Workers face hard times as Finance Act is entrenched

Tax advisor with KPMG Advisory Services, Maxwell Ambiro. [Courtesy]

On September 8, 2023, the Supreme Court of Kenya dismissed the petition to halt the implementation of the Finance Act, 2023.

The court directed the parties to await the Court’s final determination of the substantive appeals against the Act. This followed an earlier Court of Appeal (CoA) decision on July 28 that lifted the conservatory orders, paving way for the implementation of the Act pending hearing and determination of the petition challenging its constitutionality.

By lifting the orders of the High Court, the CoA effectively reinstated the provisions of the entire Finance Act, 2023, including the much-publicised Affordable Housing Levy (AHL) deductions and expansion of Pay As You Earn (PAYE) bands. The CoA ruling did not give guidance on the modalities of implementing the provisions which were set to take effect on 1 July 2023.

At the date of the COA ruling, most employers had processed their employees’ pay for the month of July without effecting 1.5 per cent deduction of their gross monthly emoluments and subsequently matching the same before remitting to the taxman.

On August 3, 2023, the Lands Cabinet Secretary notified the public that the effective date for the AHL was July 1, 2023 and appointed Kenya Revenue Authority (KRA) as the collection agent.

Consequently, KRA via a public notice on August 4 issued guidelines to employers to declare AHL under sheet “M” of the PAYE return on iTax and generate a payment slip under the tax head “agency revenue” and tax sub-head “Housing Levy” and make payments at KRA agent banks or through mobile money.

It is worth noting that an employer who fails to comply with this provision is liable to a penalty equivalent to two per cent of the unpaid funds for every month if the same remains unpaid.

Further, the employees will not be able to enjoy any tax relief on their contribution to AHL unlike the employers, whose contribution to AHL will be an allowable deduction.

In addition, the Act introduced two new PAYE tax bands with a tax rate of 32.5 per cent and 35 per cent on employment income above Sh500,000 and Sh800,000 per month respectively. As a TIFA survey report published on July 4, 2023, only three per cent of Kenyan employees earn above Sh50,000 gross salary therefore this may not result in a significant increase in PAYE revenue.

It is worth noting that the ruling inconvenienced both employees and employers who by virtue of the stay order, did not make any provisions for the AHL.

In August, for example, employees who were paid their salaries without the July AHL deduction were hit with a double deduction as employers effected the new law.

The new changes are set to add pain to the already economically bruised Kenyans who have just come out of one of the worst droughts in recent memory that had nearly 6.4 million people requiring humanitarian support.

Other changes, such as subjecting petroleum products to VAT at 16 per cent, except for the liquified petroleum products, have increased transport costs for Kenyans.

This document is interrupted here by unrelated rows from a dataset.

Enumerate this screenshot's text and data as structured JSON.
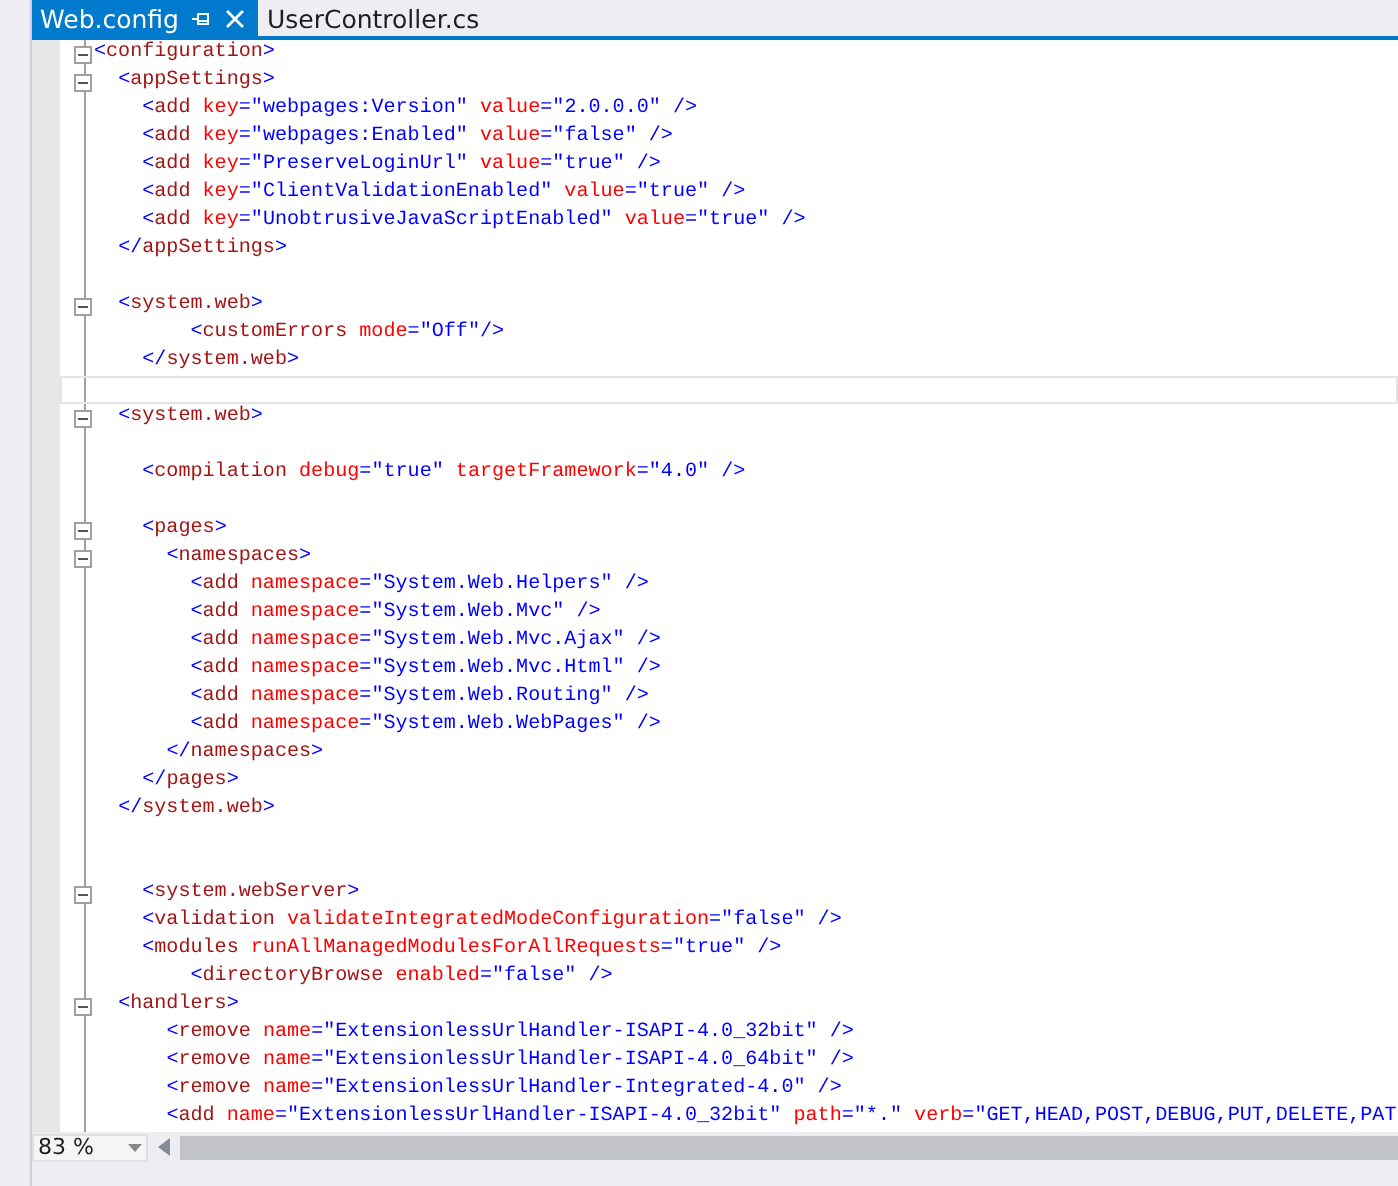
{
  "tabs": [
    {
      "label": "Web.config",
      "selected": true
    },
    {
      "label": "UserController.cs",
      "selected": false
    }
  ],
  "editor": {
    "lines": [
      {
        "kind": "code",
        "text": "<configuration>",
        "foldable": true,
        "current": false
      },
      {
        "kind": "code",
        "text": "  <appSettings>",
        "foldable": true,
        "current": false
      },
      {
        "kind": "code",
        "text": "    <add key=\"webpages:Version\" value=\"2.0.0.0\" />",
        "foldable": false,
        "current": false
      },
      {
        "kind": "code",
        "text": "    <add key=\"webpages:Enabled\" value=\"false\" />",
        "foldable": false,
        "current": false
      },
      {
        "kind": "code",
        "text": "    <add key=\"PreserveLoginUrl\" value=\"true\" />",
        "foldable": false,
        "current": false
      },
      {
        "kind": "code",
        "text": "    <add key=\"ClientValidationEnabled\" value=\"true\" />",
        "foldable": false,
        "current": false
      },
      {
        "kind": "code",
        "text": "    <add key=\"UnobtrusiveJavaScriptEnabled\" value=\"true\" />",
        "foldable": false,
        "current": false
      },
      {
        "kind": "code",
        "text": "  </appSettings>",
        "foldable": false,
        "current": false
      },
      {
        "kind": "blank",
        "foldable": false,
        "current": false
      },
      {
        "kind": "code",
        "text": "  <system.web>",
        "foldable": true,
        "current": false
      },
      {
        "kind": "code",
        "text": "        <customErrors mode=\"Off\"/>",
        "foldable": false,
        "current": false
      },
      {
        "kind": "code",
        "text": "    </system.web>",
        "foldable": false,
        "current": false
      },
      {
        "kind": "blank",
        "foldable": false,
        "current": true
      },
      {
        "kind": "code",
        "text": "  <system.web>",
        "foldable": true,
        "current": false
      },
      {
        "kind": "blank",
        "foldable": false,
        "current": false
      },
      {
        "kind": "code",
        "text": "    <compilation debug=\"true\" targetFramework=\"4.0\" />",
        "foldable": false,
        "current": false
      },
      {
        "kind": "blank",
        "foldable": false,
        "current": false
      },
      {
        "kind": "code",
        "text": "    <pages>",
        "foldable": true,
        "current": false
      },
      {
        "kind": "code",
        "text": "      <namespaces>",
        "foldable": true,
        "current": false
      },
      {
        "kind": "code",
        "text": "        <add namespace=\"System.Web.Helpers\" />",
        "foldable": false,
        "current": false
      },
      {
        "kind": "code",
        "text": "        <add namespace=\"System.Web.Mvc\" />",
        "foldable": false,
        "current": false
      },
      {
        "kind": "code",
        "text": "        <add namespace=\"System.Web.Mvc.Ajax\" />",
        "foldable": false,
        "current": false
      },
      {
        "kind": "code",
        "text": "        <add namespace=\"System.Web.Mvc.Html\" />",
        "foldable": false,
        "current": false
      },
      {
        "kind": "code",
        "text": "        <add namespace=\"System.Web.Routing\" />",
        "foldable": false,
        "current": false
      },
      {
        "kind": "code",
        "text": "        <add namespace=\"System.Web.WebPages\" />",
        "foldable": false,
        "current": false
      },
      {
        "kind": "code",
        "text": "      </namespaces>",
        "foldable": false,
        "current": false
      },
      {
        "kind": "code",
        "text": "    </pages>",
        "foldable": false,
        "current": false
      },
      {
        "kind": "code",
        "text": "  </system.web>",
        "foldable": false,
        "current": false
      },
      {
        "kind": "blank",
        "foldable": false,
        "current": false
      },
      {
        "kind": "blank",
        "foldable": false,
        "current": false
      },
      {
        "kind": "code",
        "text": "    <system.webServer>",
        "foldable": true,
        "current": false
      },
      {
        "kind": "code",
        "text": "    <validation validateIntegratedModeConfiguration=\"false\" />",
        "foldable": false,
        "current": false
      },
      {
        "kind": "code",
        "text": "    <modules runAllManagedModulesForAllRequests=\"true\" />",
        "foldable": false,
        "current": false
      },
      {
        "kind": "code",
        "text": "        <directoryBrowse enabled=\"false\" />",
        "foldable": false,
        "current": false
      },
      {
        "kind": "code",
        "text": "  <handlers>",
        "foldable": true,
        "current": false
      },
      {
        "kind": "code",
        "text": "      <remove name=\"ExtensionlessUrlHandler-ISAPI-4.0_32bit\" />",
        "foldable": false,
        "current": false
      },
      {
        "kind": "code",
        "text": "      <remove name=\"ExtensionlessUrlHandler-ISAPI-4.0_64bit\" />",
        "foldable": false,
        "current": false
      },
      {
        "kind": "code",
        "text": "      <remove name=\"ExtensionlessUrlHandler-Integrated-4.0\" />",
        "foldable": false,
        "current": false
      },
      {
        "kind": "code",
        "text": "      <add name=\"ExtensionlessUrlHandler-ISAPI-4.0_32bit\" path=\"*.\" verb=\"GET,HEAD,POST,DEBUG,PUT,DELETE,PAT",
        "foldable": false,
        "current": false
      }
    ]
  },
  "zoom": {
    "value": "83 %"
  }
}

Over the past few months, the Kenyan government has received criticism regarding the high costs of living even as it contends that the current situation has been influenced by various external factors out of its control.

The government has put in place initiatives to revamp agricultural production as a long-term solution to reduce cost of maize floor and basic foodstuffs.

It remains to be seen whether the government efforts will lead to sustained economic growth in the long run.

- The writer is a tax advisor with KPMG Advisory Services and can be reached on [email protected]. The views and opinions do not necessarily represent those of KPMG